From the start, Morris established a large research and development department, which has helped MTI to be innovative with the DMLS process. The company has modified its DMLS systems to enhance the material properties and has developed process parameters for new metal materials, including aluminum 6061-T6 and stainless steel 17-4 PH. Another core capability at MTI is its ability to work closely with its customers—from design to manufacturing—and co-develop designs that work for the DMLS process. Building the parts in the DMLS system is an important part of the overall process, but only a part. MTI has developed processes for the removal of supports/anchors, heat treatment, and finishing and polishing parts. Recognizing the vital importance of post treatment, the company has invested in the equipment and know-how to apply the HIP (hot isostatic pressing) procedure, and is now one of the few in the country that offers it.

With 20 engineers on staff, MTI continues to focus on R&D, process parameters, and new products. Meanwhile, RQM remains solely focused on metal part production. Both companies have ISO 13485, ISO 9001, and AS9100 quality certifications.

Greg Morris continues to steadily guide his companies into a new era of AM metal parts by focusing on process qualification and repeatability, quality, and regulatory compliance. What’s more, his leadership and on-going willingness to share information are helping to move the entire AM industry forward. We recognize and appreciate the valuable contributions he and his companies are making to the fast-growing additive manufacturing industry.

Why Most Adults Will Never Use a 3D Printer

July 7, 2012

Filed under: 3D printing,additive manufacturing,future — Terry Wohlers @ 07:46

Many have speculated on whether everyday consumers will purchase and use a 3D printer. With prices dipping to $350 for a kit and $550 for an assembled system, they are certainly affordable. Some believe that a 3D printer will someday be in every home and used to produce replacement parts as household products break or wear out.

As shown by Shapeways, Materialise, FutureFactories, Ponoko, and others, consumers are definitely interested in products made by additive manufacturing and 3D printing. Shapeways claims to be producing more than 90,000 parts (about 25,000 products) per month by AM, with a high percentage going to consumers. For years, Materialise’s .MGX division has offered striking lighting designs, sculptures, and other products, with consumers paying hundreds of euros for one of them.
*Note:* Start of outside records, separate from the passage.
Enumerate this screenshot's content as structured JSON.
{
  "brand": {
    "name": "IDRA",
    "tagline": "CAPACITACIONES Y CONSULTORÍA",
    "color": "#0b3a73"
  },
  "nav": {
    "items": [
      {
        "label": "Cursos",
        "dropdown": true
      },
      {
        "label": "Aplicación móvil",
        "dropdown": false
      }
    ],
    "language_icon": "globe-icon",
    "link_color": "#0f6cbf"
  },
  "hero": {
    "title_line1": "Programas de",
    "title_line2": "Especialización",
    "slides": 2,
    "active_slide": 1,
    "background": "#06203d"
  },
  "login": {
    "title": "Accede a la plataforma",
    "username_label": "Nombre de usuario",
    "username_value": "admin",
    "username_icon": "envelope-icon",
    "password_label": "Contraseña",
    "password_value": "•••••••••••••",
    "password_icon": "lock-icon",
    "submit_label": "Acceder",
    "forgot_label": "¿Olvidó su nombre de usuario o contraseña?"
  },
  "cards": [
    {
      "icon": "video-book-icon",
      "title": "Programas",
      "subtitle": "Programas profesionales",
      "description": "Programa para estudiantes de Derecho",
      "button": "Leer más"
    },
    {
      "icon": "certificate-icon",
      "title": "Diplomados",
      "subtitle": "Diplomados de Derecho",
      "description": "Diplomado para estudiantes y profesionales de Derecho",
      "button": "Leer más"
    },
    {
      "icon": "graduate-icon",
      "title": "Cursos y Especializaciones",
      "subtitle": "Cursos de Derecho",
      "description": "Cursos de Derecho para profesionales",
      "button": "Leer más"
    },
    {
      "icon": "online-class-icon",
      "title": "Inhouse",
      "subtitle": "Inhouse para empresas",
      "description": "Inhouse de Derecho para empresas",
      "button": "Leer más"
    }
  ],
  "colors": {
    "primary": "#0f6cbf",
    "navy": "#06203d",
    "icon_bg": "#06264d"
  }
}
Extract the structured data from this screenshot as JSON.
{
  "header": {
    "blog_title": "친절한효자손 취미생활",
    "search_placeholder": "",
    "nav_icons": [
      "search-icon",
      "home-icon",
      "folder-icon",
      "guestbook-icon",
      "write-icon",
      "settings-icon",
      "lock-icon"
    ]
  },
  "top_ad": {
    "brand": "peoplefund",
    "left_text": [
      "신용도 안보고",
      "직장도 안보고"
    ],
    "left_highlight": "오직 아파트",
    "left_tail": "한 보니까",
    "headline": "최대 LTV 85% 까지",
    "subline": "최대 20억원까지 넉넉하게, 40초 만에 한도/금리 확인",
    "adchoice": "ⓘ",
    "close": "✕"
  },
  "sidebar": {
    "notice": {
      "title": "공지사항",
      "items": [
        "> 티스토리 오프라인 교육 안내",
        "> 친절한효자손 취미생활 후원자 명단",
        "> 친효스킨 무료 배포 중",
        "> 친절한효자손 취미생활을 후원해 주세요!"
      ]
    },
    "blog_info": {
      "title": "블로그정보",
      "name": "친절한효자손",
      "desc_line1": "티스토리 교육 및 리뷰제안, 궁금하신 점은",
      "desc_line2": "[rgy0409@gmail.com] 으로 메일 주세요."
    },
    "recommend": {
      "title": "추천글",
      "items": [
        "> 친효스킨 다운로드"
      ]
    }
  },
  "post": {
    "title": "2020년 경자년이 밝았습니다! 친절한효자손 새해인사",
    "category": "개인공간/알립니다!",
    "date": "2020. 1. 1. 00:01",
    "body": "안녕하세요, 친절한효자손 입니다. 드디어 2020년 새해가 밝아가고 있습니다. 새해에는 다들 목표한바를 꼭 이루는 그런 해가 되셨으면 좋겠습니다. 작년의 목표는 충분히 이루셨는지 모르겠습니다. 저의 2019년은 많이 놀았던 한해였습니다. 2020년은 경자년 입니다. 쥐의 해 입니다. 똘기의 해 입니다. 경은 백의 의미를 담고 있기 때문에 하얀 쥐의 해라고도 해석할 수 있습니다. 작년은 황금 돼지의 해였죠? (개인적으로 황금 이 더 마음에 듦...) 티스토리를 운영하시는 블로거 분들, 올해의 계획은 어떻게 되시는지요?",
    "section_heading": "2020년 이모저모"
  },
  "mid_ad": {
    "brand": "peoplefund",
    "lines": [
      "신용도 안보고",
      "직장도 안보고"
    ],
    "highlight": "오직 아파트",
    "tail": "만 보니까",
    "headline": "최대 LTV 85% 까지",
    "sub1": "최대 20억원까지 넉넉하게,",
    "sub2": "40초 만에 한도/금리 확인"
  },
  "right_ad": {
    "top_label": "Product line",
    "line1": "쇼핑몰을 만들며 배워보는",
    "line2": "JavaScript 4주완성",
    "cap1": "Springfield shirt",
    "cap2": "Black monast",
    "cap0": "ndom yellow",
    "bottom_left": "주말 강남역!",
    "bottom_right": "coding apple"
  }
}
Indeed, consumers have an appetite for products made by additive manufacturing. However, most consumers will never own or operate a machine to produce these products. Instead, they will go to Shapeways, Amazon, or to another service or storefront to purchase these products. Most will not know, or even care, how the products were made—no different from the way they now purchase products. Consumers only care about receiving good value.

Someday, a company will offer a very low-cost, easy-to-use, and safe 3D printer targeted at children. This market opportunity, I believe, is very big because children like to imagine, create, touch things, play, and entertain themselves. These kids will be producing vehicles, action figures, puzzles, and just about everything imaginable. They are our future designers, engineers, and manufacturing professionals.

Most parents and adults are not candidates for a 3D printer. They do not want to mess with the data, manufacturing process, clean-up, and finishing of parts and products. Even if they owned or had access to a machine, it would probably not be capable of producing parts in the right material with the mechanical properties, color, surface finish, and texture needed for the part(s) they are trying to create or replace. These types of parts will continue to be produced by industry professionals and that’s why most adults will never use a 3D printer.